If you’re a marketer, you hear the term customer experience a lot. It’s a convenient catch phrase for all the experiences that a consumer has with a brand from awareness to advocacy and it’s the product of user experience design (UX) work, which focuses on creating superior customer experiences.
While many people intuitively understand that customer experience is pretty important, however, they don’t always see the value of user experience design. Value is the keyword here because at some point you are probably going to have to justify an investment in UX.
For example, the ROI (return on investment) of the user experience for a website has been a comparatively easy to figure out in the digital world. You can value and compare the conversion rate before you redesign a website using UX and also afterwards. Improvements in simplicity and relevance invariably deliver better results, which can be easily measured. The calculation gets harder when a brand has to consider investing in a unified customer experience strategy and execution, however.
Since people hop from channel to channel so quickly and frequently today, a brand can’t have a good experience in one place and a lousy experience in another, especially when all it takes... Read more
I just finished an article about creativity that was inspired by a video from John Cleese on the subject in 1991. In the video, he talks about how most companies have cultures that tend to close down the openness that creativity needs to flourish. Then I read that the ANA (Association of National Advertisers) has just published a study that shows that in-house agencies at brands have grown substantially in number and size in recent years.

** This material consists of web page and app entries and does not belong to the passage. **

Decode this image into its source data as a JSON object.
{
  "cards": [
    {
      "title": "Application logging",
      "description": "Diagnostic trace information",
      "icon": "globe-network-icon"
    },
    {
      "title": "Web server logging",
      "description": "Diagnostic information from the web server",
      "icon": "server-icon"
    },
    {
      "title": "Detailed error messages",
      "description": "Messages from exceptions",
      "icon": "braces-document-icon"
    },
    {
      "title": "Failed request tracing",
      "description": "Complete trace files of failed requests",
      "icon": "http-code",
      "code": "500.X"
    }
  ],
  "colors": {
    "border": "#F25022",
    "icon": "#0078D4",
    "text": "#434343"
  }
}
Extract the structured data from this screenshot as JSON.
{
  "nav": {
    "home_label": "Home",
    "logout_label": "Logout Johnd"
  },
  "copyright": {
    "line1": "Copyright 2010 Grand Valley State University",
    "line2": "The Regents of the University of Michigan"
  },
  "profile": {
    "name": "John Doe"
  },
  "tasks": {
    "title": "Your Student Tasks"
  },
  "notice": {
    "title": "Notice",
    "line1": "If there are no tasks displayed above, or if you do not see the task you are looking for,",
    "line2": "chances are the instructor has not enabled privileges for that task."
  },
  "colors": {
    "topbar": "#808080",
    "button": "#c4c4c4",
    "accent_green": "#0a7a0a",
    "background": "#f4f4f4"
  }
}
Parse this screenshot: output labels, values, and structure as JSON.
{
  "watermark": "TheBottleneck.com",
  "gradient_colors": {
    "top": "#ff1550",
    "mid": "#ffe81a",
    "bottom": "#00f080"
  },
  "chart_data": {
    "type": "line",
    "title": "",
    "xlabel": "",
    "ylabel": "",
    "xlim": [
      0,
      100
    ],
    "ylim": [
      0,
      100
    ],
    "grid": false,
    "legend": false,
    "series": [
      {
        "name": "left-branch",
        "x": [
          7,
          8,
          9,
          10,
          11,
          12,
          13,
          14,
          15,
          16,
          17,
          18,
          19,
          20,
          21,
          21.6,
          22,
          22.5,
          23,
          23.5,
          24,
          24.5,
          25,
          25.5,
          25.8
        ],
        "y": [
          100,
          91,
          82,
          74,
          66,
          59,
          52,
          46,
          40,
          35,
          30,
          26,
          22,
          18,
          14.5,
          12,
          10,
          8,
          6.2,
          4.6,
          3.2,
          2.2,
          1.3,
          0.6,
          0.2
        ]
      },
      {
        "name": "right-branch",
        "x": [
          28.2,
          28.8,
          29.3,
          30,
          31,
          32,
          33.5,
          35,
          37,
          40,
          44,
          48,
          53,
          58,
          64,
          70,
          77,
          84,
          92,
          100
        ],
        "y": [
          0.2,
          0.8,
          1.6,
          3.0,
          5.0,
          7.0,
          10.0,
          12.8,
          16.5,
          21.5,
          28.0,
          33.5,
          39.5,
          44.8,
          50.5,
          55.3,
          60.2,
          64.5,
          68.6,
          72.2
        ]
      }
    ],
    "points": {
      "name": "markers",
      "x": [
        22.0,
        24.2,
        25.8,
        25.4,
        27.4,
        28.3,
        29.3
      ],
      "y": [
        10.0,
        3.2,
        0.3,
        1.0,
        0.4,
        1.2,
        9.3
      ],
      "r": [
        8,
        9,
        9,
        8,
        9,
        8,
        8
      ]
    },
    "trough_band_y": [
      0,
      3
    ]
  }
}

Of the 203 brands that responded to the study, 58% said they now have in-house agencies (up from 42% in 2008). The biggest reason for the growth cited was cost, with procurement being a big factor in the shift. The study pointed to the dark side of this development at the same time, which might not have occurred to the bottom-line oriented procurement folks.
As one might guess, the two biggest problems cited are market awareness and creativity. Staying on top of key trends is a problem with in-house agencies apparently. Brands say it’s now an issue 45% of the time (up from 34%). Lack of creative innovation was also a rising concern going from 34% to 43%.
This fits with what John Cleese describes as the... Read more